In parallel, actuarial science made another important advance when the Marriage Act 1836 and the Births and Deaths Registration Act 1836 for the first time obliged citizens to report these events to the official registrar in their district. The General Register Office for Births, Marriages and Deaths for England and Wales started collecting, analysing and summarising this data in 1837, allowing actuaries, public health specialists and politicians to understand trends in mortality, morbidity and life expectancy, and helping to equip the new discipline of epidemiology. When Kensett died, the new national registration system was still four years away, and life insurers needed stronger information to verify individual claims and to improve their own actuarial calculations.
Compare and contrast
The registrar-general's first report and the accompanying abstracts prepared by doctor and statistician Dr William Farr reveal detail, from which we can compare Kensett's last illness with other deaths among men of his age and in his location. In the second half of 1837, over 38,500 (26%) of all deaths in England and Wales were caused by respiratory diseases, of which only 460 (1.2%) were attributed to bronchitis. TB and pneumonia together accounted for over 26,000 deaths (67.7%). In the geographical division that included Hampton Court village, 24% of deaths were caused by respiratory disease, of which 12 (0.9%) were attributed to bronchitis. In the 12 months to 1 July 1838 in England and Wales, 1,556 males died aged 40 - 0.9% of all male deaths that year. The figures are similar in Kensett's geographical division: 56 men aged between 40 and 41 died - 0.9% of all male deaths there. These comparisons confirm that Kensett died young and from an unusual cause.
Life insurers and their actuaries refined their calculations of life expectancy using precisely this sort of comparative information.
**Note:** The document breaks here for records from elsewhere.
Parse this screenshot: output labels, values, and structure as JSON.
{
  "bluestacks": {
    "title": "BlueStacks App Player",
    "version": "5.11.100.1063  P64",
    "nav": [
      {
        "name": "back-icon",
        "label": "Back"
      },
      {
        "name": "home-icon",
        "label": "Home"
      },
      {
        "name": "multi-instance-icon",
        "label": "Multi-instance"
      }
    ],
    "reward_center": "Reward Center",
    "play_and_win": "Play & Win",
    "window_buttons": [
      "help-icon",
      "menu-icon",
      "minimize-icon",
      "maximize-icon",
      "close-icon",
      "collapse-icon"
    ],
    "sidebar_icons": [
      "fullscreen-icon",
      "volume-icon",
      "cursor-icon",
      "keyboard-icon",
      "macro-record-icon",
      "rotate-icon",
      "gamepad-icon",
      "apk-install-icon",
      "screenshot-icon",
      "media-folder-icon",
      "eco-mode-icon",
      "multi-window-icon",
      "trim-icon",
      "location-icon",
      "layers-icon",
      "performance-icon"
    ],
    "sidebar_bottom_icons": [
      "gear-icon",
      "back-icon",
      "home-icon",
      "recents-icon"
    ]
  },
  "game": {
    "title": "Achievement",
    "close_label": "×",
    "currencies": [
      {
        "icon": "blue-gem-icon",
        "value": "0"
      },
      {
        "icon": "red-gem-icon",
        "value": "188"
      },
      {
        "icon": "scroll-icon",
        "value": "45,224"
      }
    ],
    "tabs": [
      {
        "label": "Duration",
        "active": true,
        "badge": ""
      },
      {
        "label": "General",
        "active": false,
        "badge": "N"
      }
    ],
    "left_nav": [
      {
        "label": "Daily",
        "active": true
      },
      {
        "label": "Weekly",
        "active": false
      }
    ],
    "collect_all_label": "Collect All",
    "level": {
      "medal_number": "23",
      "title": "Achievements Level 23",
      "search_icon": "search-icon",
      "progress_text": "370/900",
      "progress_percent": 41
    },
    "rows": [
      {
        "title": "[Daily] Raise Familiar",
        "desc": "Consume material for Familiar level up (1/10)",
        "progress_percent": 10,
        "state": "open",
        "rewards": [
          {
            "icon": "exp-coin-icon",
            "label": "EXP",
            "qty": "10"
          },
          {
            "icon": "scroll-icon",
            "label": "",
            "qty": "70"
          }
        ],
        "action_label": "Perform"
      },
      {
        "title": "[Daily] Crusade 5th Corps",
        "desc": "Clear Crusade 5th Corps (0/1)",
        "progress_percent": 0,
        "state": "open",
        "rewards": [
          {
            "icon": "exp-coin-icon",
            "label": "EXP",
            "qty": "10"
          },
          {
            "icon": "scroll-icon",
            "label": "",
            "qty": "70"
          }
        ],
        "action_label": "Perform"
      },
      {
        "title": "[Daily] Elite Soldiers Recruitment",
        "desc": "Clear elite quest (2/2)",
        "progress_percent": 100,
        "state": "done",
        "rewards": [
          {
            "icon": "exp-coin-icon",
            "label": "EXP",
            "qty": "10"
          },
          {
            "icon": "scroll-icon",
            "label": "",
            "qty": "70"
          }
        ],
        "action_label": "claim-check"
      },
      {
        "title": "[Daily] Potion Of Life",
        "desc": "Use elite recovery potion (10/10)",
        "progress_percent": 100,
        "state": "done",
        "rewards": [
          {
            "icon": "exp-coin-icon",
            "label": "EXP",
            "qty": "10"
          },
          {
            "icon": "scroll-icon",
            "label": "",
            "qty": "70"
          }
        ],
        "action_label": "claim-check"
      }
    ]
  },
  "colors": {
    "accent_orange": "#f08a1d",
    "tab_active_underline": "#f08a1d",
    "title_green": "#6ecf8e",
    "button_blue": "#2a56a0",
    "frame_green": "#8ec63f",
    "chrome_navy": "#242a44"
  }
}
They created increasingly sophisticated projections by arming themselves with such calibrations of the financial risks and rewards of insuring lives.